And I woke up with the same conviction to change these things. Life has become nauseatingly uneventful, every day trying to battle the fatigue to conjure up the energy to create something new and, not being able to, feeling as if I’ve failed the day. That I’m not appreciating this life as I should, that I’m not fucking LIVING – and this needs to change.

By the end of the month I will have gone through the pure fucking hell of kicking Morphine. I need a little excitement in my life, and hoping I can race fast enough to the bathroom on legs that want to detach themselves from me & go other directions should be enough – at least for the time.

Then, more fun. Because I deserve it – and hell, this will be something *new*! I like new things, even if they’re used. Frequently especially if they’re used.

Sooooooo…

At my appointment with my Doctor on the 12th of this month, I’m going to open up talks – this time, for the *first* time, instigated by me instead of him, & more positive this time – of a liver transplant. He’s going to shit fucking rainbows. He’s been gently pressing me to get on the list for a transplant for years.

I have mixed feeling about the liver transplant. It seems like the easy way out, in a sense. Just take out the old one that’s killing me and put in a brand new shiny one… one that could easily go to someone else who needs it more. And I still believe that I can reverse my cirrhosis, do it myself… but there is also no way to determine if the herbs I’m taking are helping, as the test that would show that wouldn’t be covered by insurance unless there’s a good reason, and my guess is using herbs to fix what Western Medicine says can NOT be fixed wouldn’t be considered a good reason.

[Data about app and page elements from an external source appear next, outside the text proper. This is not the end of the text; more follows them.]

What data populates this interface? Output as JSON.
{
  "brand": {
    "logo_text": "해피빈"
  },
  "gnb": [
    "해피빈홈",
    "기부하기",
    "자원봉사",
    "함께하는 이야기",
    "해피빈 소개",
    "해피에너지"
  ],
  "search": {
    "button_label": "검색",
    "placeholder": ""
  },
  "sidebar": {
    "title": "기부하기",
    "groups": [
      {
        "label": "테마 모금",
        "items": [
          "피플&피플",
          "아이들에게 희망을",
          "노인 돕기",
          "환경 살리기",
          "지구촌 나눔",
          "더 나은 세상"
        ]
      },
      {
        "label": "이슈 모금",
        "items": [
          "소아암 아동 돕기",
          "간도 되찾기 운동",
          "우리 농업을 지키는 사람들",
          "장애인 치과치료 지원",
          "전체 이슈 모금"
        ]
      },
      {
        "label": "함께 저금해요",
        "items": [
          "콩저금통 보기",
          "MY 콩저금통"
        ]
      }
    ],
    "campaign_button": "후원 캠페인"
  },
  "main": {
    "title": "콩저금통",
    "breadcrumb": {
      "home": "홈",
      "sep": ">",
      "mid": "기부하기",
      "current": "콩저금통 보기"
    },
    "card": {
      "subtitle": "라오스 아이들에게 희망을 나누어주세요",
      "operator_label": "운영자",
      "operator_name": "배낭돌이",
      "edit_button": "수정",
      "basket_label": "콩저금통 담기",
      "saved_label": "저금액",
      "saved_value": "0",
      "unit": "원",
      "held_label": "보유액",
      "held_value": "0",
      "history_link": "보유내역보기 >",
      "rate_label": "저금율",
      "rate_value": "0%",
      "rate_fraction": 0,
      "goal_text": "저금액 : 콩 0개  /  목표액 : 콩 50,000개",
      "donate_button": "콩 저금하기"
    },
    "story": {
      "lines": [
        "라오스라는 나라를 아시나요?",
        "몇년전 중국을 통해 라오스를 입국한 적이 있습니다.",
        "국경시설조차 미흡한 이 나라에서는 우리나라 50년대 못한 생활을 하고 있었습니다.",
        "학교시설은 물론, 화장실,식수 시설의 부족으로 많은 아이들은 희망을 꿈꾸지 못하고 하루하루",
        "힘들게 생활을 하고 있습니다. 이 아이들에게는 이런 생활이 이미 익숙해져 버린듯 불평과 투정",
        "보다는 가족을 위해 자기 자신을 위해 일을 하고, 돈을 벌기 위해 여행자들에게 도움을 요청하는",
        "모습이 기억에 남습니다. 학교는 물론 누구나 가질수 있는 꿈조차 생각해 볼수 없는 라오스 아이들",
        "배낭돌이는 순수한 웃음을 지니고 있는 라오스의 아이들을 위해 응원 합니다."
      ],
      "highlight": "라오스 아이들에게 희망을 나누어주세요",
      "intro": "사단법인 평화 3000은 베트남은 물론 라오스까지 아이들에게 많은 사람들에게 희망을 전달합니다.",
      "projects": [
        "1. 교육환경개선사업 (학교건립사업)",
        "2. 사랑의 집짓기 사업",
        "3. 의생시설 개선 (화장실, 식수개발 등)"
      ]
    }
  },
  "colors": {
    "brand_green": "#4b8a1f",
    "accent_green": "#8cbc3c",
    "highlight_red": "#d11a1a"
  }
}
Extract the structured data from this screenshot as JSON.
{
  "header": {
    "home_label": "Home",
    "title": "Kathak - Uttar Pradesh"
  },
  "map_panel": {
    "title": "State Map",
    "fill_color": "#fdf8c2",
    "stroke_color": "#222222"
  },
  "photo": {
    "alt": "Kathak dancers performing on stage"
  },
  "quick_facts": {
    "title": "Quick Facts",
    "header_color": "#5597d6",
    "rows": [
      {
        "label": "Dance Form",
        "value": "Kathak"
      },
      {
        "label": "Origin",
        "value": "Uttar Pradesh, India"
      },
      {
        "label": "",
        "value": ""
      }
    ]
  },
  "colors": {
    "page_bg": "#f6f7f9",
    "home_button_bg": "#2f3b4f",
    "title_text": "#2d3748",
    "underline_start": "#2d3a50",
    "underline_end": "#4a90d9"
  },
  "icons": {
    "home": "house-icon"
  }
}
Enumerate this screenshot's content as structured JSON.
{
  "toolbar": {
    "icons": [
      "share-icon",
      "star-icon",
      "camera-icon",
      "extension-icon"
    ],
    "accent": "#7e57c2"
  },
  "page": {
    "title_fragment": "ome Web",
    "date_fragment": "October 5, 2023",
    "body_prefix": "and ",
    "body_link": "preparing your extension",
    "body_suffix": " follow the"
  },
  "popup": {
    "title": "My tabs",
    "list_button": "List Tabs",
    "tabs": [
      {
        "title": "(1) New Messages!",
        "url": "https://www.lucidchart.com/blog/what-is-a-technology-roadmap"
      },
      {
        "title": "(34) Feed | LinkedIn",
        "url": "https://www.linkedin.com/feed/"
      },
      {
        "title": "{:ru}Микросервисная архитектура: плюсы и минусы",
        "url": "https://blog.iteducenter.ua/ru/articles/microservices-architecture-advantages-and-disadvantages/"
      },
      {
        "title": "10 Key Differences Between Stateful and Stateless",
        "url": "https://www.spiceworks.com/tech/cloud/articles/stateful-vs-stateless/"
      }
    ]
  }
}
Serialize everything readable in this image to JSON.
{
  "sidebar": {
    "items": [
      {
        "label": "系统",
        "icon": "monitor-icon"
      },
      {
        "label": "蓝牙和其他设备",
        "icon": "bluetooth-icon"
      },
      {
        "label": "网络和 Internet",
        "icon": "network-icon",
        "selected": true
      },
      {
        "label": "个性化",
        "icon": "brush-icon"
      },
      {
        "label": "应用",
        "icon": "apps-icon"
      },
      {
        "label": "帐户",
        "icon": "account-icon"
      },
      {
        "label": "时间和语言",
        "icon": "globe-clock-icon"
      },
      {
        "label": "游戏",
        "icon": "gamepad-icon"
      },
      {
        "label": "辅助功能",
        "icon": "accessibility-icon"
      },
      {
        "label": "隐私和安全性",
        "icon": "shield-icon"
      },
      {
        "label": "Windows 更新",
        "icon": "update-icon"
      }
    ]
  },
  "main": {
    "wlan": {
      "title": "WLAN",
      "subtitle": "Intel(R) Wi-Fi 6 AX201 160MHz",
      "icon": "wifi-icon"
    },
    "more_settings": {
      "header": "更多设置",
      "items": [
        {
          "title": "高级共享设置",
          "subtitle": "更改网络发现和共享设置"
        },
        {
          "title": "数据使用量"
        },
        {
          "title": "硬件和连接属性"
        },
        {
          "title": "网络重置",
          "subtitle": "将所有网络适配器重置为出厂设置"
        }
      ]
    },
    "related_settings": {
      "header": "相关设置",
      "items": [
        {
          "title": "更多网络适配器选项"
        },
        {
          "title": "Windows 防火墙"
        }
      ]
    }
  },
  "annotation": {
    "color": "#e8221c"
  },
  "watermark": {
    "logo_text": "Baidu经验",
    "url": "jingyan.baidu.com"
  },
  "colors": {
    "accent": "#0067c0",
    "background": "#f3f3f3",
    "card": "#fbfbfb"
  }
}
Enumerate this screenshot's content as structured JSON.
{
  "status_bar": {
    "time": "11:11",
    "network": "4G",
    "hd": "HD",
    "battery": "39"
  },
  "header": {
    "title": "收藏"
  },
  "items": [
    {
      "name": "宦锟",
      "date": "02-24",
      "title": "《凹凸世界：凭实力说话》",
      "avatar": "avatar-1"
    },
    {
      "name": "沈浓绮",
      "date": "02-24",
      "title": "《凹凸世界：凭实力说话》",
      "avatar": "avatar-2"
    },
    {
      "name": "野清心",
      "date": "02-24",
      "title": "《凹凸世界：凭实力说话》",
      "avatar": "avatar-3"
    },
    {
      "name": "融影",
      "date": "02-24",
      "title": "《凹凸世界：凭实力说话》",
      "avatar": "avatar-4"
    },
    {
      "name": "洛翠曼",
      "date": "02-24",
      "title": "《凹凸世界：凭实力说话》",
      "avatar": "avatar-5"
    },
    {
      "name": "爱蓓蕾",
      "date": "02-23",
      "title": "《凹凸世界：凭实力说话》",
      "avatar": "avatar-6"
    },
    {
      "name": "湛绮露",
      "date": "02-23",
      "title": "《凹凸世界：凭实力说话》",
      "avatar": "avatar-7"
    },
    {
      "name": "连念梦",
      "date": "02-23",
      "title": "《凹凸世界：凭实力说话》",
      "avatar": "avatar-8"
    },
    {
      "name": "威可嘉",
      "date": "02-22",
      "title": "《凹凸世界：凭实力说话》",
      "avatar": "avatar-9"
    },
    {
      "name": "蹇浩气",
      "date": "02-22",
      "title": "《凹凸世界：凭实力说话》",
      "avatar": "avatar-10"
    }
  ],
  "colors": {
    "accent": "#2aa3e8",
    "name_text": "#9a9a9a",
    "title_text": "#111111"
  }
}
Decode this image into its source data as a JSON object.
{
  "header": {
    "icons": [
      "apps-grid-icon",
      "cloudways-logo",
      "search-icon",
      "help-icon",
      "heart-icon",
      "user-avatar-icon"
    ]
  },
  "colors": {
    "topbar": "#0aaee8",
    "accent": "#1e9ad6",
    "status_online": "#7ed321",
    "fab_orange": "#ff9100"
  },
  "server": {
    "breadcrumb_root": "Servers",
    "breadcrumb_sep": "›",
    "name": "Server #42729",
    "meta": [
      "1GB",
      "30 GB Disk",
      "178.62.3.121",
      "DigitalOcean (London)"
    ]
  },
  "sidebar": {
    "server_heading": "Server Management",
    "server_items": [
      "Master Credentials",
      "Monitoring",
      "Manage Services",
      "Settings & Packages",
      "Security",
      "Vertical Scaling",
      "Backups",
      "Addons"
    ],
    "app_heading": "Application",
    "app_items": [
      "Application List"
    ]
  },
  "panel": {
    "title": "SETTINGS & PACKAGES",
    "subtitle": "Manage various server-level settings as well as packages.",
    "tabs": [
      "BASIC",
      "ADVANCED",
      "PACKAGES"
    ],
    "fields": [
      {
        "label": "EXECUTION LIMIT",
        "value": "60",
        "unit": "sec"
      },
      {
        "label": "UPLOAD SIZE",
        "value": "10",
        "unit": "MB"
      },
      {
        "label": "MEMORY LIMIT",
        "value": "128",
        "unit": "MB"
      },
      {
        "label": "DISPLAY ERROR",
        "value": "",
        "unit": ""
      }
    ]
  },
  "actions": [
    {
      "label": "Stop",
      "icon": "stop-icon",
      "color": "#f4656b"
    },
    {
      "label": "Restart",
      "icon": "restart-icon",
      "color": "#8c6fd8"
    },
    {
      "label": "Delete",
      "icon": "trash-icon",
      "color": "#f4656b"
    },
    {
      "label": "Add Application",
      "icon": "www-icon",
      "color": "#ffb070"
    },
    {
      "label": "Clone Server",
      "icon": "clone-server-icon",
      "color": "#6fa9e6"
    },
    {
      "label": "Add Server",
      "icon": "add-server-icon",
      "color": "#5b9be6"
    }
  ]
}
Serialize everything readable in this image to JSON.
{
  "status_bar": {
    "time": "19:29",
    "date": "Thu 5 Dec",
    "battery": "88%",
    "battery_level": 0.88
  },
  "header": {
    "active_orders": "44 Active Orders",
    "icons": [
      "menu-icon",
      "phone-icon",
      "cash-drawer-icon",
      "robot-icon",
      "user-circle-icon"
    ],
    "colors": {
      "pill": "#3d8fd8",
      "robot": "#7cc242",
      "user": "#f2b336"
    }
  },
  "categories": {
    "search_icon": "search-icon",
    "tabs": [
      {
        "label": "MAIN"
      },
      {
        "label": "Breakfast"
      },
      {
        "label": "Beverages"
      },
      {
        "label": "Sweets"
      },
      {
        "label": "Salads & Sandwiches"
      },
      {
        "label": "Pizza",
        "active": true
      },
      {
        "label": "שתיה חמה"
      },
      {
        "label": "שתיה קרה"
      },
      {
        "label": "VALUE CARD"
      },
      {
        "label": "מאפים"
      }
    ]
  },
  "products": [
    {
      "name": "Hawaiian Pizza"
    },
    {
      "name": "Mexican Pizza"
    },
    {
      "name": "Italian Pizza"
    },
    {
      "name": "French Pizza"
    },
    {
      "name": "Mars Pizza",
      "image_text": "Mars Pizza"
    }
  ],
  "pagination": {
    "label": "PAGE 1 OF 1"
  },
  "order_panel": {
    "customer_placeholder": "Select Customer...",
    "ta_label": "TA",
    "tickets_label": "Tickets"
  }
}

But it’s time. Time to change things, time to rip myself apart & put me together again – this time whole, with the pieces that have been left behind over the years found & fit & made to work again.
And I’m willing to take the easy way out – as long as it isn’t *too* easy.

It’s time.